*Task instructions*:
Nothing but the pictures gets dropped; retype every entry exactly.

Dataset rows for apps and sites
=== Section Start ===

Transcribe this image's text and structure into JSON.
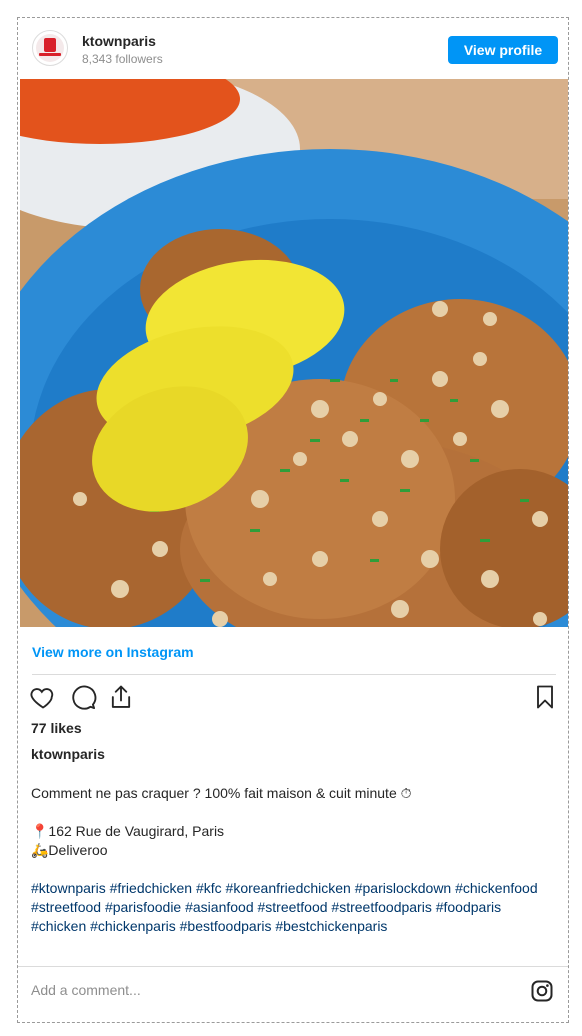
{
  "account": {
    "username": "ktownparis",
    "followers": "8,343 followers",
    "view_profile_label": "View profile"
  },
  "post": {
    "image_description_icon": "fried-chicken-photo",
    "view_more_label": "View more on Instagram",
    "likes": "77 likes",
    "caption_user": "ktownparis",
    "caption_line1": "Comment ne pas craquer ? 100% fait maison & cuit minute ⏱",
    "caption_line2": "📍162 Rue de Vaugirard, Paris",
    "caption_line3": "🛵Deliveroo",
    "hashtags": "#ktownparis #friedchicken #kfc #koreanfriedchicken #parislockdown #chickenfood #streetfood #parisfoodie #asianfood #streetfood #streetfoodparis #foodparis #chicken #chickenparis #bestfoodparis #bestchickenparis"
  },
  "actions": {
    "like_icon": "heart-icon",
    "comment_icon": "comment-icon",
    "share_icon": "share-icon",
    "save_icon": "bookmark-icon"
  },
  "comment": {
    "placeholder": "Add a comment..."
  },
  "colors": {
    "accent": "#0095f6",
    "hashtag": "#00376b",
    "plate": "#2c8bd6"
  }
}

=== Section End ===

*Response to this task*:
Transcribe this image's text and structure into JSON.
{
  "account": {
    "username": "ktownparis",
    "followers": "8,343 followers",
    "view_profile_label": "View profile"
  },
  "post": {
    "image_description_icon": "fried-chicken-photo",
    "view_more_label": "View more on Instagram",
    "likes": "77 likes",
    "caption_user": "ktownparis",
    "caption_line1": "Comment ne pas craquer ? 100% fait maison & cuit minute ⏱",
    "caption_line2": "📍162 Rue de Vaugirard, Paris",
    "caption_line3": "🛵Deliveroo",
    "hashtags": "#ktownparis #friedchicken #kfc #koreanfriedchicken #parislockdown #chickenfood #streetfood #parisfoodie #asianfood #streetfood #streetfoodparis #foodparis #chicken #chickenparis #bestfoodparis #bestchickenparis"
  },
  "actions": {
    "like_icon": "heart-icon",
    "comment_icon": "comment-icon",
    "share_icon": "share-icon",
    "save_icon": "bookmark-icon"
  },
  "comment": {
    "placeholder": "Add a comment..."
  },
  "colors": {
    "accent": "#0095f6",
    "hashtag": "#00376b",
    "plate": "#2c8bd6"
  }
}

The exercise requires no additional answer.